**Task brief:**
Your answer should be the lines of the listing that contain the word "role".

**The input:**

=-=-=

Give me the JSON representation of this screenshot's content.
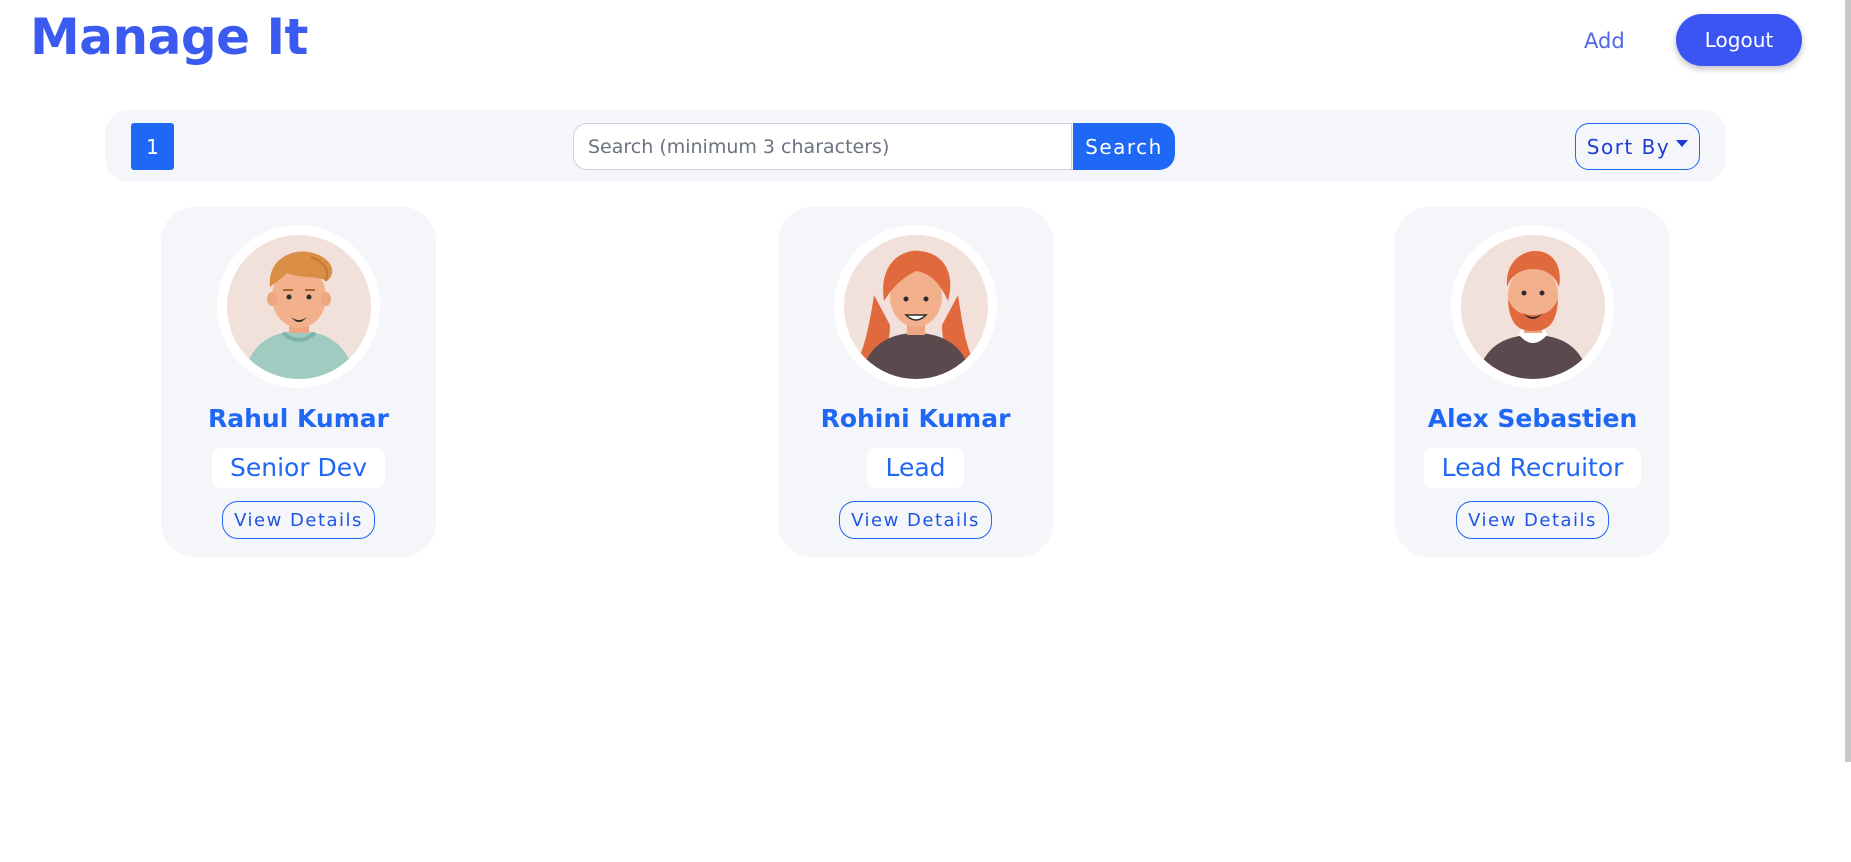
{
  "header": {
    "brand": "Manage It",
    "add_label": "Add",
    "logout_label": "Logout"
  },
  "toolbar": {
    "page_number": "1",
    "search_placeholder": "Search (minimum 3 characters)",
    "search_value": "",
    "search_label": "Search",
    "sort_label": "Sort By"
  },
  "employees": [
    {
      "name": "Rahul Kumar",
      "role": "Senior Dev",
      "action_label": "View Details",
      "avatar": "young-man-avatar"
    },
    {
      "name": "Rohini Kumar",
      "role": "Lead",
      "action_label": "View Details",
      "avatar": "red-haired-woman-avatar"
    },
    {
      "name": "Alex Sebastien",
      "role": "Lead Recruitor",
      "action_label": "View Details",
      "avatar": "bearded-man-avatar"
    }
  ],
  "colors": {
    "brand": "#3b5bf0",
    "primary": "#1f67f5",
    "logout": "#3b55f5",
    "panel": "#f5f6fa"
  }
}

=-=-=

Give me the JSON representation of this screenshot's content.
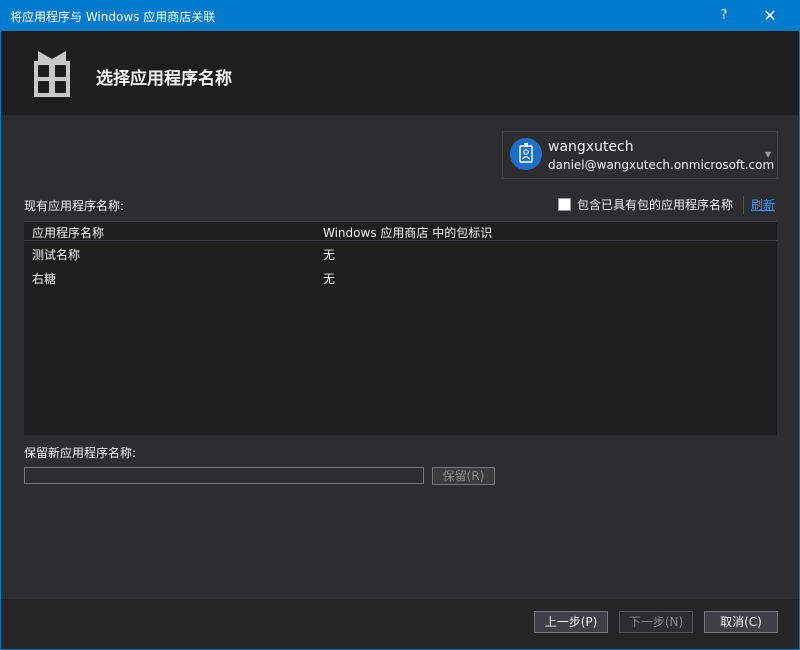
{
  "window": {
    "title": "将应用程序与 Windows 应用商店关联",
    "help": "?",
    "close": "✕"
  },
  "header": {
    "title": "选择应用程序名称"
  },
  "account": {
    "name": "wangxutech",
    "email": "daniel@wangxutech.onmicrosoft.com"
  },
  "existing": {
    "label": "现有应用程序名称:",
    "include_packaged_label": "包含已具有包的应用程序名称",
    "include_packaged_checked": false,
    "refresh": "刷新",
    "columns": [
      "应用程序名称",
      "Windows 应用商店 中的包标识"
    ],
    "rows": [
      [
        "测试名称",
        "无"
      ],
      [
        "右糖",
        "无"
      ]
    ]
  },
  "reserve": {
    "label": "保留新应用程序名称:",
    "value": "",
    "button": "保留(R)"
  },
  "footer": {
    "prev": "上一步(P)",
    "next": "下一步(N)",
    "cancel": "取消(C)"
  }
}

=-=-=

**Response below:**
      "role": "Senior Dev",
      "role": "Lead",
      "role": "Lead Recruitor",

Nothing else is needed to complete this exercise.